‘Tsangshan’ mountains, taken in 1922 by American plant collector Joseph Rock

Much of this story was pieced together by the garden writer, Robert Pearson. He wrote for the Sunday Telegraph newspaper, and in 1983, once the plant had been named, he wrote a piece on this plant, and asked for information on how it might have ended up in England, without going through ‘official’ channels as a new introduction by a nursery, as most plants arrive. The Sidbottoms were one family that contacted him, and we already told their story. The article was also seen by Dr Lars Kers of the Botanic Garden in Stockholm, and he realized he had this plant growing. He went on Swedish television with the story, and the 10,000 letters he received showed it was already widely grown in Sweden. Among these responses was one that made the link to that Norwegian missionary, Agnar Espegren, and the tale was complete. What a tale it has been!

Of course, none of this explains how the plant came to North America, but it might have taken a similar route. We do know, from an article published around 1983 by the Royal Horticultural Society, that earlier Brian Halliwell, one of the curators of the living plant collections at Kew Gardens, he seen, while on a visit to British Columbia, Canada, spotted a plant in someone’s house they had bought at a local garden center. So it had already reached the west coast by then.

Every Story Needs a Moral

Not only does this story paint a fascinating picture of the way a plant can travel around the world, passed on from one pair of hands to another. If it has another, more serious, moral.

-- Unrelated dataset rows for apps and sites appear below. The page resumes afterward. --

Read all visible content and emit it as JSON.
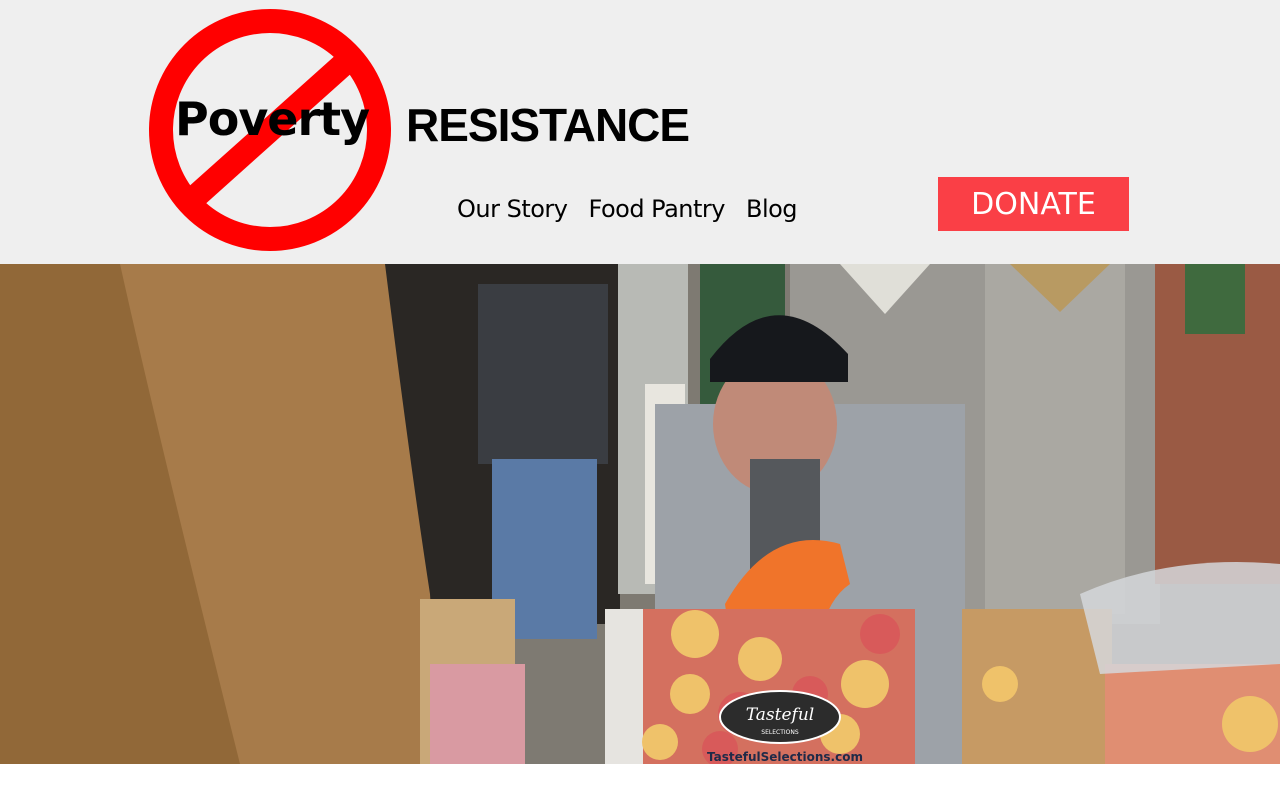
{
  "brand": {
    "logo_word": "Poverty",
    "title": "RESISTANCE",
    "icon": "no-symbol-icon",
    "logo_color": "#ff0000"
  },
  "nav": {
    "items": [
      {
        "label": "Our Story"
      },
      {
        "label": "Food Pantry"
      },
      {
        "label": "Blog"
      }
    ]
  },
  "donate": {
    "label": "DONATE",
    "color": "#fa3f46"
  },
  "hero": {
    "box_brand": "Tasteful",
    "box_brand_sub": "SELECTIONS",
    "box_url": "TastefulSelections.com"
  }
}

Those dusty collections in the world’s botanic gardens might have often been gathered under regrettable colonial circumstances, but that doesn’t detract from the work of the many courageous and intrepid collectors and scientists who assembled them. They are not just ‘ivory tower’ stuff, but still valuable today, often in ways we don’t even know yet. No piece of science is without value, and they all should be preserved carefully, especially in this age of fake news, conspiracy theories and disinformation.